Australian Communications Minister Stephen Conroy is hoping to get parliamentary go-ahead for an internet filtering system that if implemented could pose a threat to the free-flow of information. It would make Australia the strictest internet regulator among the world's democracies.
The move to set up a mandatory ISP-filtering system has been described by Google as "heavy-handed" and beyond what is required to deal with objectionable content such as child porn and sexual violence.
In its submission to the Australian government Google expressed the concern that the "scope of the content to be filtered is too wide" and that the state controlled filter "would slow browsing speeds". Google's Lucinda Barlow said the plan went beyond filters used in Canada and Germany to block objectionable content. Ms Barlow told the Australian Broadcasting Corp: "This enters the gray realms of restricted classification, seeking to ban politically and socially controversial material..."
Critics have warned that trying to block content on high traffic sites such as YouTube could overload the filter. It could have implications also for other large popular sites such as Wikipedia, Facebook and Twitter.

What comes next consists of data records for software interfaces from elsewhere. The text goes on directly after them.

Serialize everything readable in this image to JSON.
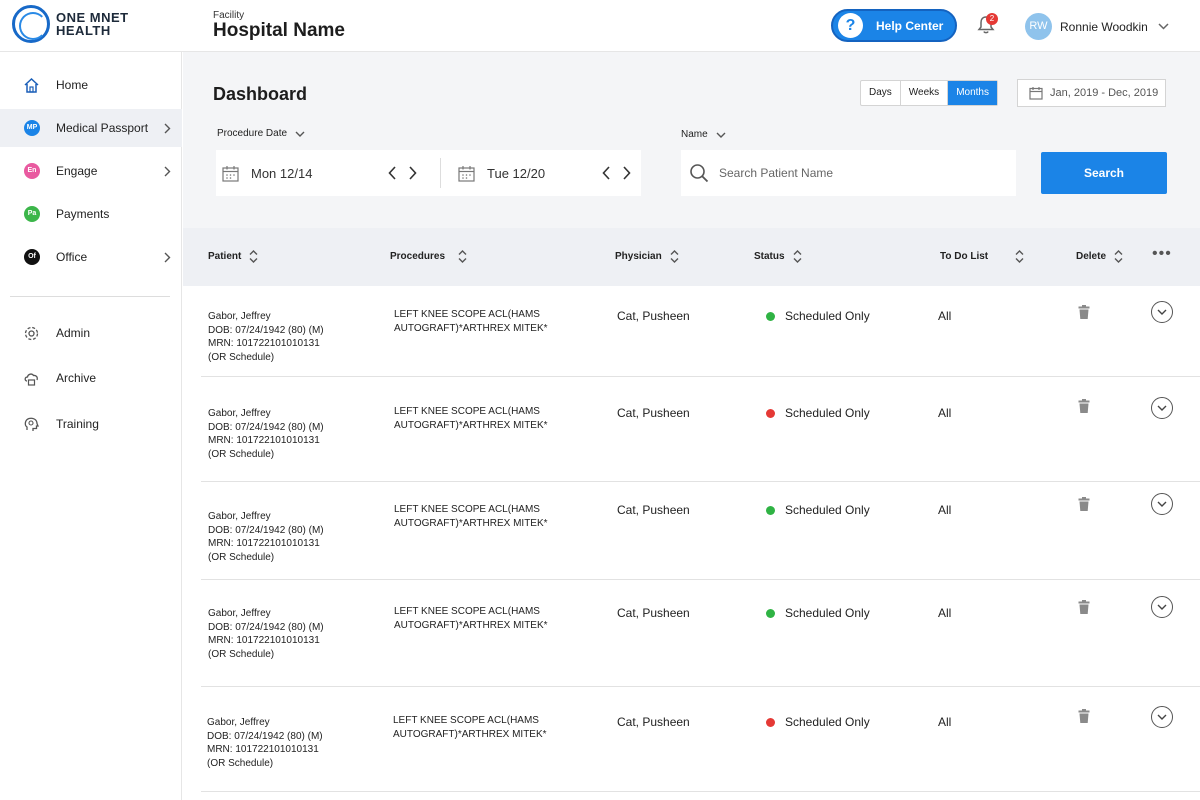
{
  "brand": {
    "line1": "ONE MNET",
    "line2": "HEALTH"
  },
  "facility": {
    "label": "Facility",
    "name": "Hospital Name"
  },
  "header": {
    "help_label": "Help Center",
    "help_glyph": "?",
    "notification_count": "2",
    "user_initials": "RW",
    "user_name": "Ronnie Woodkin"
  },
  "sidebar": {
    "items": [
      {
        "label": "Home",
        "icon": "home-icon"
      },
      {
        "label": "Medical Passport",
        "badge": "MP",
        "badge_color": "#1b84e7"
      },
      {
        "label": "Engage",
        "badge": "En",
        "badge_color": "#e95aa0"
      },
      {
        "label": "Payments",
        "badge": "Pa",
        "badge_color": "#3cb64a"
      },
      {
        "label": "Office",
        "badge": "Of",
        "badge_color": "#111111"
      },
      {
        "label": "Admin",
        "icon": "gear-icon"
      },
      {
        "label": "Archive",
        "icon": "archive-icon"
      },
      {
        "label": "Training",
        "icon": "brain-icon"
      }
    ]
  },
  "dashboard": {
    "title": "Dashboard",
    "range_tabs": [
      "Days",
      "Weeks",
      "Months"
    ],
    "active_tab": "Months",
    "date_range": "Jan, 2019 - Dec, 2019",
    "procedure_date_label": "Procedure Date",
    "start_date": "Mon 12/14",
    "end_date": "Tue 12/20",
    "name_label": "Name",
    "search_placeholder": "Search Patient Name",
    "search_button": "Search"
  },
  "table": {
    "headers": {
      "patient": "Patient",
      "procedures": "Procedures",
      "physician": "Physician",
      "status": "Status",
      "todo": "To Do List",
      "delete": "Delete",
      "more": "•••"
    },
    "rows": [
      {
        "name": "Gabor, Jeffrey",
        "dob": "DOB: 07/24/1942 (80) (M)",
        "mrn": "MRN: 101722101010131",
        "schedule": "(OR Schedule)",
        "proc1": "LEFT KNEE SCOPE ACL(HAMS",
        "proc2": "AUTOGRAFT)*ARTHREX MITEK*",
        "physician": "Cat, Pusheen",
        "status": "Scheduled Only",
        "status_color": "#2fb344",
        "todo": "All"
      },
      {
        "name": "Gabor, Jeffrey",
        "dob": "DOB: 07/24/1942 (80) (M)",
        "mrn": "MRN: 101722101010131",
        "schedule": "(OR Schedule)",
        "proc1": "LEFT KNEE SCOPE ACL(HAMS",
        "proc2": "AUTOGRAFT)*ARTHREX MITEK*",
        "physician": "Cat, Pusheen",
        "status": "Scheduled Only",
        "status_color": "#e53935",
        "todo": "All"
      },
      {
        "name": "Gabor, Jeffrey",
        "dob": "DOB: 07/24/1942 (80) (M)",
        "mrn": "MRN: 101722101010131",
        "schedule": "(OR Schedule)",
        "proc1": "LEFT KNEE SCOPE ACL(HAMS",
        "proc2": "AUTOGRAFT)*ARTHREX MITEK*",
        "physician": "Cat, Pusheen",
        "status": "Scheduled Only",
        "status_color": "#2fb344",
        "todo": "All"
      },
      {
        "name": "Gabor, Jeffrey",
        "dob": "DOB: 07/24/1942 (80) (M)",
        "mrn": "MRN: 101722101010131",
        "schedule": "(OR Schedule)",
        "proc1": "LEFT KNEE SCOPE ACL(HAMS",
        "proc2": "AUTOGRAFT)*ARTHREX MITEK*",
        "physician": "Cat, Pusheen",
        "status": "Scheduled Only",
        "status_color": "#2fb344",
        "todo": "All"
      },
      {
        "name": "Gabor, Jeffrey",
        "dob": "DOB: 07/24/1942 (80) (M)",
        "mrn": "MRN: 101722101010131",
        "schedule": "(OR Schedule)",
        "proc1": "LEFT KNEE SCOPE ACL(HAMS",
        "proc2": "AUTOGRAFT)*ARTHREX MITEK*",
        "physician": "Cat, Pusheen",
        "status": "Scheduled Only",
        "status_color": "#e53935",
        "todo": "All"
      }
    ]
  }
}
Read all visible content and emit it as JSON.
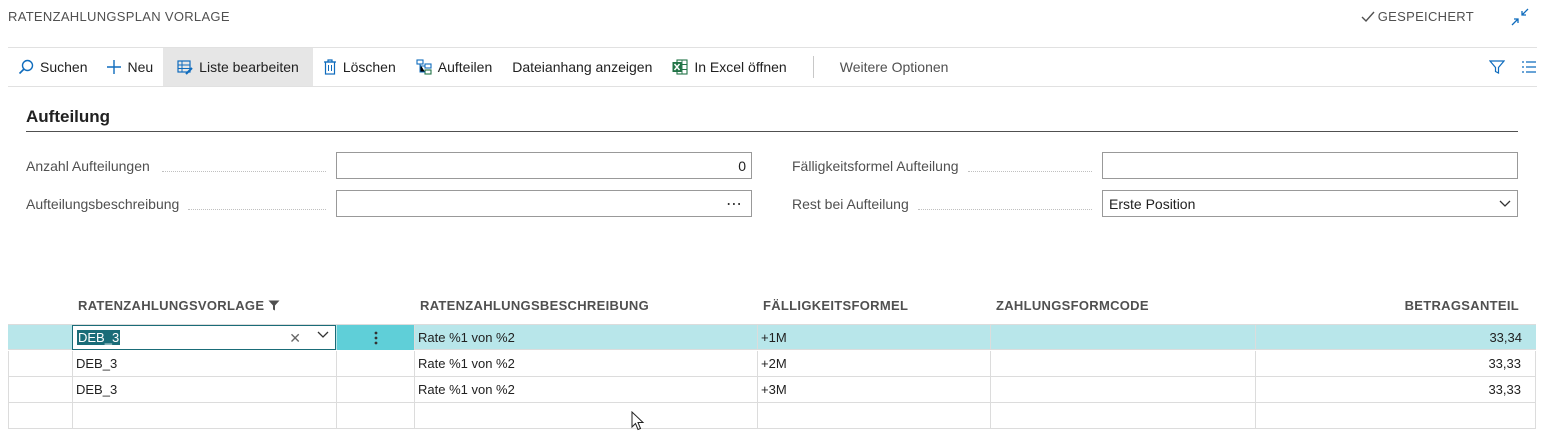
{
  "header": {
    "title": "RATENZAHLUNGSPLAN VORLAGE",
    "saved": "GESPEICHERT"
  },
  "toolbar": {
    "search": "Suchen",
    "new": "Neu",
    "edit_list": "Liste bearbeiten",
    "delete": "Löschen",
    "split": "Aufteilen",
    "attachment": "Dateianhang anzeigen",
    "excel": "In Excel öffnen",
    "more": "Weitere Optionen"
  },
  "section": {
    "title": "Aufteilung",
    "fields": {
      "count_label": "Anzahl Aufteilungen",
      "count_value": "0",
      "desc_label": "Aufteilungsbeschreibung",
      "desc_value": "",
      "due_label": "Fälligkeitsformel Aufteilung",
      "due_value": "",
      "rest_label": "Rest bei Aufteilung",
      "rest_value": "Erste Position"
    }
  },
  "grid": {
    "columns": [
      "RATENZAHLUNGSVORLAGE",
      "RATENZAHLUNGSBESCHREIBUNG",
      "FÄLLIGKEITSFORMEL",
      "ZAHLUNGSFORMCODE",
      "BETRAGSANTEIL"
    ],
    "rows": [
      {
        "template": "DEB_3",
        "description": "Rate %1 von %2",
        "formula": "+1M",
        "payment_code": "",
        "share": "33,34"
      },
      {
        "template": "DEB_3",
        "description": "Rate %1 von %2",
        "formula": "+2M",
        "payment_code": "",
        "share": "33,33"
      },
      {
        "template": "DEB_3",
        "description": "Rate %1 von %2",
        "formula": "+3M",
        "payment_code": "",
        "share": "33,33"
      },
      {
        "template": "",
        "description": "",
        "formula": "",
        "payment_code": "",
        "share": ""
      }
    ]
  },
  "colors": {
    "accent": "#1a6c78",
    "selected_row": "#b8e6ea",
    "dots_button": "#5fcfd8",
    "icon_blue": "#0f6cbd",
    "excel_green": "#217346"
  }
}
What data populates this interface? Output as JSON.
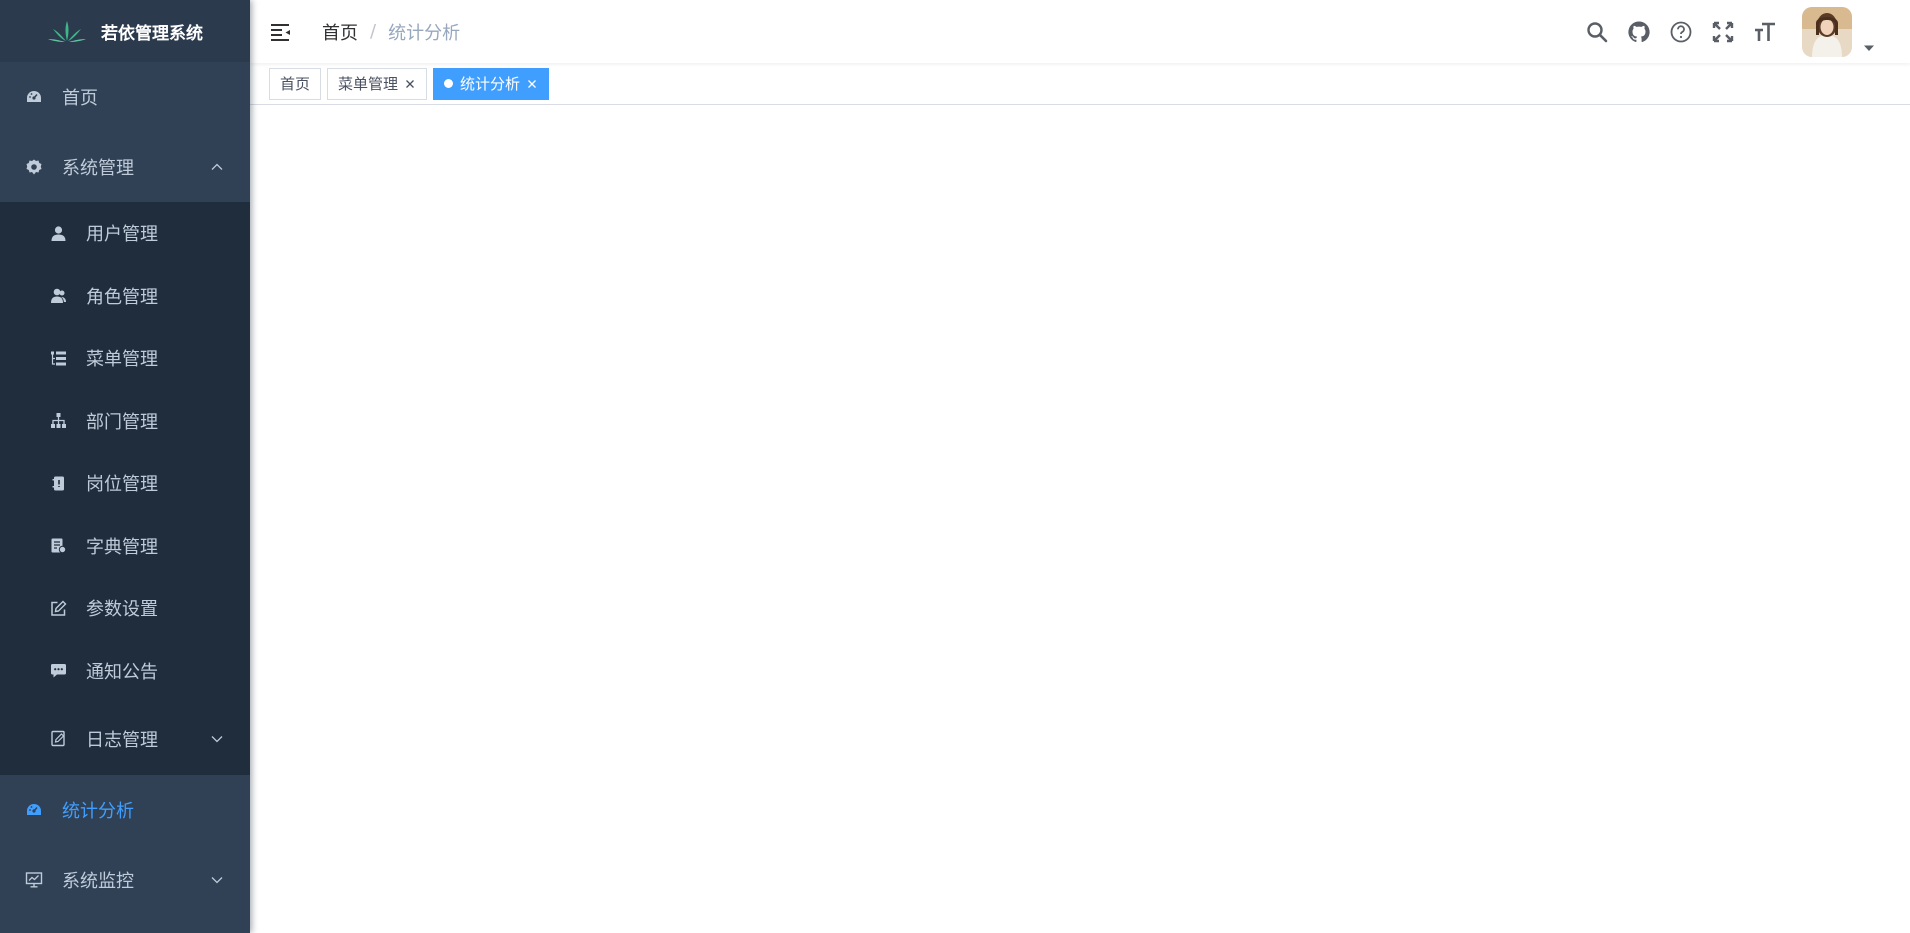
{
  "app": {
    "title": "若依管理系统"
  },
  "sidebar": {
    "home": "首页",
    "system": "系统管理",
    "system_items": [
      {
        "label": "用户管理",
        "icon": "user-icon"
      },
      {
        "label": "角色管理",
        "icon": "peoples-icon"
      },
      {
        "label": "菜单管理",
        "icon": "tree-table-icon"
      },
      {
        "label": "部门管理",
        "icon": "tree-icon"
      },
      {
        "label": "岗位管理",
        "icon": "post-icon"
      },
      {
        "label": "字典管理",
        "icon": "dict-icon"
      },
      {
        "label": "参数设置",
        "icon": "edit-icon"
      },
      {
        "label": "通知公告",
        "icon": "message-icon"
      },
      {
        "label": "日志管理",
        "icon": "log-icon"
      }
    ],
    "stats": "统计分析",
    "monitor": "系统监控"
  },
  "navbar": {
    "breadcrumb_home": "首页",
    "breadcrumb_sep": "/",
    "breadcrumb_current": "统计分析"
  },
  "tags": [
    {
      "label": "首页",
      "active": false,
      "closable": false
    },
    {
      "label": "菜单管理",
      "active": false,
      "closable": true
    },
    {
      "label": "统计分析",
      "active": true,
      "closable": true
    }
  ],
  "colors": {
    "sidebar_bg": "#304156",
    "submenu_bg": "#1f2d3d",
    "accent": "#409eff",
    "menu_text": "#bfcbd9"
  }
}
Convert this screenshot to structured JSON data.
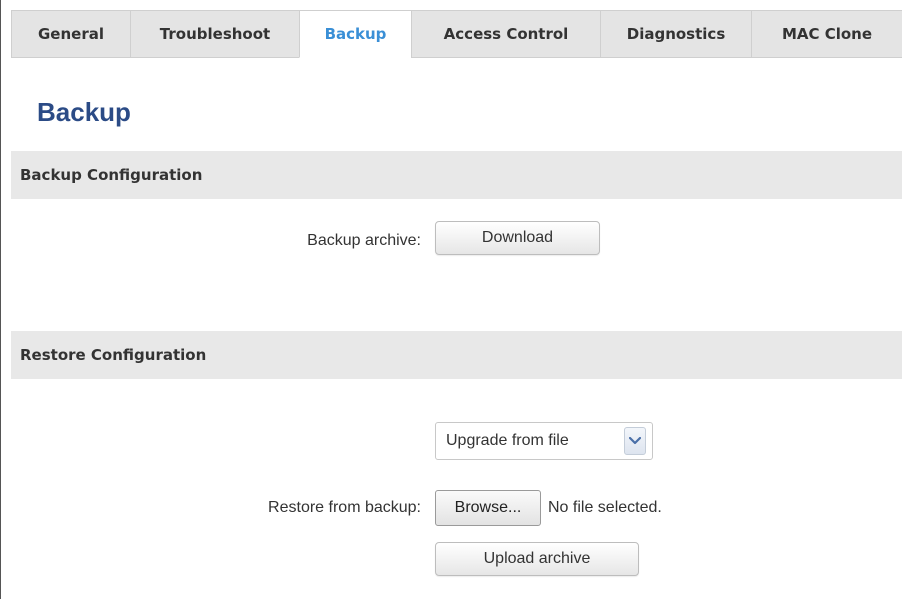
{
  "tabs": [
    {
      "label": "General",
      "active": false
    },
    {
      "label": "Troubleshoot",
      "active": false
    },
    {
      "label": "Backup",
      "active": true
    },
    {
      "label": "Access Control",
      "active": false
    },
    {
      "label": "Diagnostics",
      "active": false
    },
    {
      "label": "MAC Clone",
      "active": false
    }
  ],
  "page": {
    "title": "Backup"
  },
  "backup_section": {
    "header": "Backup Configuration",
    "archive_label": "Backup archive:",
    "download_button": "Download"
  },
  "restore_section": {
    "header": "Restore Configuration",
    "mode_select": {
      "value": "Upgrade from file",
      "icon": "chevron-down-icon"
    },
    "restore_label": "Restore from backup:",
    "browse_button": "Browse...",
    "file_status": "No file selected.",
    "upload_button": "Upload archive"
  },
  "colors": {
    "active_tab_text": "#3a8fd6",
    "title": "#2b4b86",
    "section_bg": "#e8e8e8"
  }
}
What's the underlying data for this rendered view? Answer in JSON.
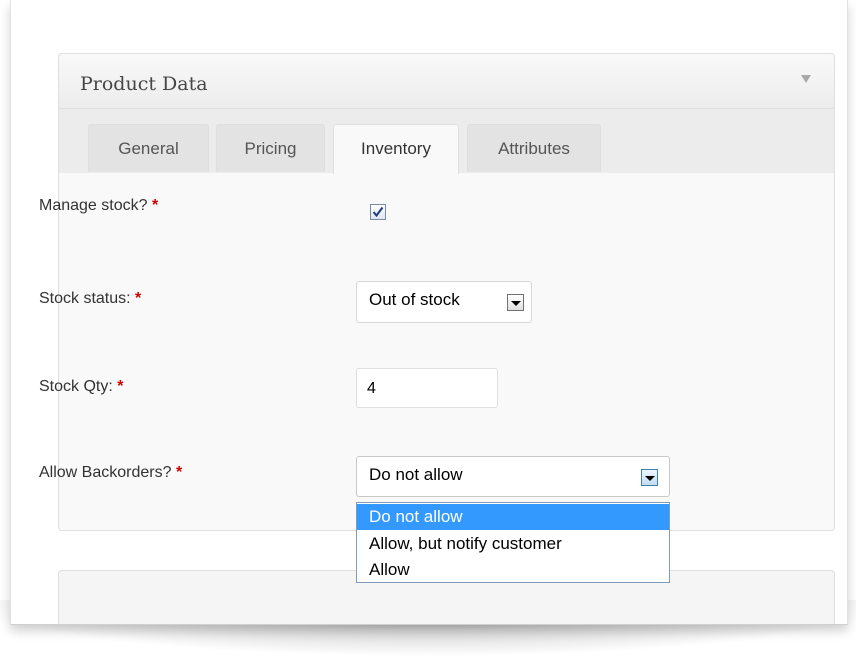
{
  "metabox": {
    "title": "Product Data"
  },
  "tabs": [
    {
      "label": "General",
      "active": false
    },
    {
      "label": "Pricing",
      "active": false
    },
    {
      "label": "Inventory",
      "active": true
    },
    {
      "label": "Attributes",
      "active": false
    }
  ],
  "fields": {
    "manage_stock": {
      "label": "Manage stock?",
      "required_mark": "*",
      "checked": true
    },
    "stock_status": {
      "label": "Stock status:",
      "required_mark": "*",
      "value": "Out of stock"
    },
    "stock_qty": {
      "label": "Stock Qty:",
      "required_mark": "*",
      "value": "4"
    },
    "backorders": {
      "label": "Allow Backorders?",
      "required_mark": "*",
      "value": "Do not allow",
      "options": [
        "Do not allow",
        "Allow, but notify customer",
        "Allow"
      ],
      "highlighted_option": "Do not allow"
    }
  },
  "icons": {
    "toggle": "triangle-down-icon",
    "checkbox_check": "checkmark-icon",
    "select_arrow": "chevron-down-icon"
  },
  "colors": {
    "required": "#d00000",
    "highlight": "#3399ff"
  }
}
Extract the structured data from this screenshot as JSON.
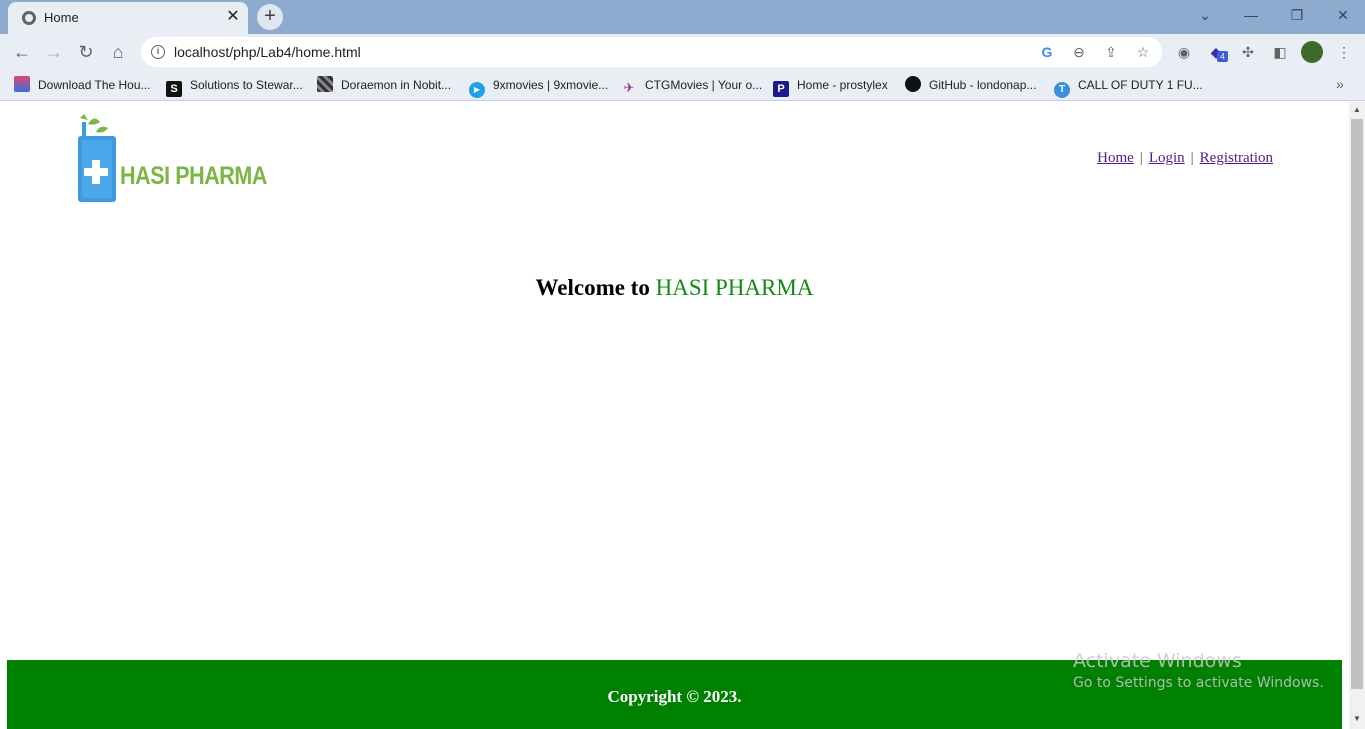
{
  "browser": {
    "tab_title": "Home",
    "url": "localhost/php/Lab4/home.html",
    "bookmarks": [
      {
        "label": "Download The Hou...",
        "icon": "rainbow-icon",
        "color": "#e0457b"
      },
      {
        "label": "Solutions to Stewar...",
        "icon": "s-icon",
        "color": "#111111"
      },
      {
        "label": "Doraemon in Nobit...",
        "icon": "mosaic-icon",
        "color": "#444444"
      },
      {
        "label": "9xmovies | 9xmovie...",
        "icon": "play-icon",
        "color": "#1aa3e8"
      },
      {
        "label": "CTGMovies | Your o...",
        "icon": "plane-icon",
        "color": "#9b2c8a"
      },
      {
        "label": "Home - prostylex",
        "icon": "p-icon",
        "color": "#1a1a8c"
      },
      {
        "label": "GitHub - londonap...",
        "icon": "github-icon",
        "color": "#111111"
      },
      {
        "label": "CALL OF DUTY 1 FU...",
        "icon": "t-icon",
        "color": "#3b8ee0"
      }
    ],
    "extension_badge": "4"
  },
  "page": {
    "logo_text": "HASI PHARMA",
    "nav": {
      "home": "Home",
      "login": "Login",
      "registration": "Registration",
      "separator": "|"
    },
    "welcome_prefix": "Welcome to",
    "welcome_brand": "HASI PHARMA",
    "footer_text": "Copyright © 2023."
  },
  "watermark": {
    "line1": "Activate Windows",
    "line2": "Go to Settings to activate Windows."
  },
  "colors": {
    "brand_green": "#138a13",
    "footer_green": "#008000",
    "logo_green": "#7bb542",
    "logo_blue": "#3b9ae0",
    "link_purple": "#551a8b"
  }
}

The US state department has difficulty with the Australian plan.
A US state department official said that it had raised concerns with Australia over the plans, which are to be voted on by its parliament.
"We remain committed to advancing the free flow of information, which we view as vital to economic prosperity and preserving open societies globally," Michael Tran, a state department spokesman told the Associated Press.
"We don't discuss the details of specific diplomatic exchanges, but I can say that we have raised our concerns on this matter with Australian officials."
A Courier Mail article has a few thoughts on the financial downside of the plan:
The Government's plan will impose new costs on ISPs, including hardware and software purchases and installation, and ongoing maintenance which could be passed on to internet users.
Internet Industry Association chief executive Peter Coroneos says the costs would be "not insignificant".
For in-depth technical info on the filter plan link to Electronic Frontier Australia (EFA).